Ambassador Kelly’s Media Outlet Visit in Marneuli (July 24)

Ambassador Kelly’s Media Outlet Visit in Marneuli (July 24)

 

AMB:  So, we recognize – the United States recognizes – the importance of this region to the overall success of Georgia, and you know that we are making big investments in Georgia and its attempt to become a democratic and pluralistic, multiethnic society.  And, so, Marneuli and Kvemo Kartli, of course, is a microcosm of that kind of pluralistic, multiethnic society.  And that’s why we have USAID projects here, this is why we recruit for our exchange programs down here, and this is why the Embassy has given a grant to this television station – congratulations – because of the work that you do in promoting pluralism and in promoting programs in several different languages.  We think that’s very important in promoting Georgia as a resilient society.

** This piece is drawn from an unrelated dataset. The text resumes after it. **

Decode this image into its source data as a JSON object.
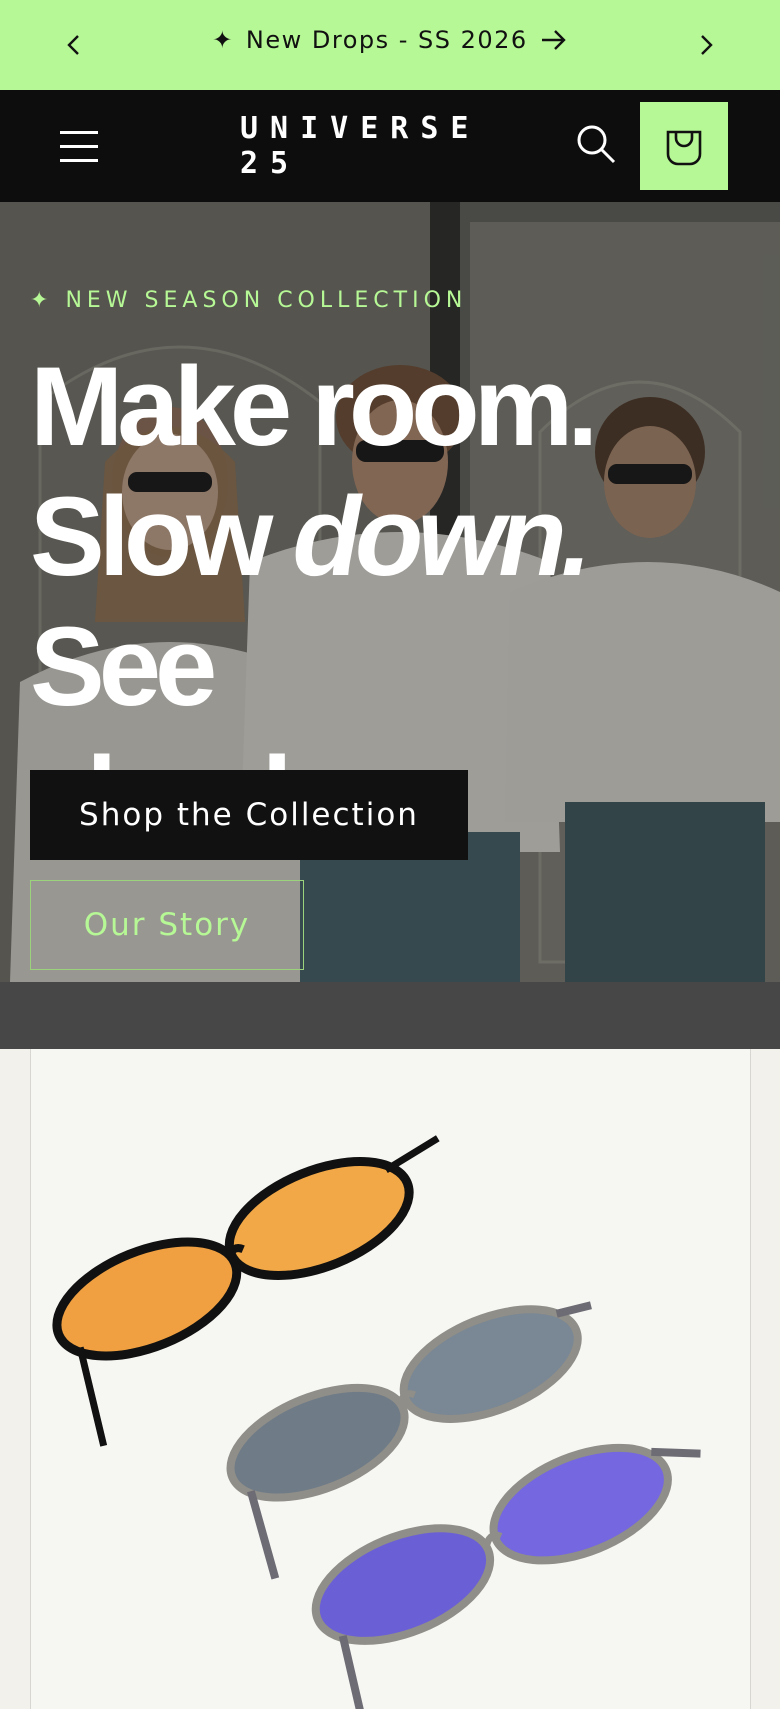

Question:  Our TV, as you know is broadcasted [garbled] and in Azerbaijan.  It is watched not only here, but [interrupted]…. And, in this small studio, sometimes we have very tense disputes as well, and sometimes [garbled] …Any of the issues and the challenges, that is our business.

Now, if you want to add anything, if you have questions or …

AMB:  There’s also a radio here.  Right.  So maybe you could talk about that.

Question:  Yeah, our radio works, of course, in one with the television, and the, the main directional, so we broadcast in two languages.  And the most important is that we are trying to involve the local society, and to base our activity on volunteers, the young people, or wherever.  They want to have their own programs come in just to shed light to the problems or the challenges they have, and this is our direction.  And I think this is one of the most important aims of the local community radio, to reflect the ideas and the voices of the society, and to give this space to the people.

AMB:  Great.  Good.

Question:  Just, uh, to comment about the role of the media in the pre-election period.  As you know, the media outlets in Georgia are kind of politically polarized.  How would you assess the role and the real importance of the media during the elections?

AMB:  Well, I mean the most important outcome of any election is, of  course, to have the results reflect the will of the people, and in order for the people to make reasoned choices, they need to know the positions of the various parties and the various candidates.  And for that reason, media is very important.  We in the United States have a very polarized media environment, but it is a media environment that is not controlled by the government, and the most important thing, I think, is that all points of view are heard.  Of course, it bothers me that the media environment in the United States is polarized, but it would bother me even more if the media environment was uniphonic, you know, with just one voice. It needs to be like Georgian music:  it needs to be polyphonic.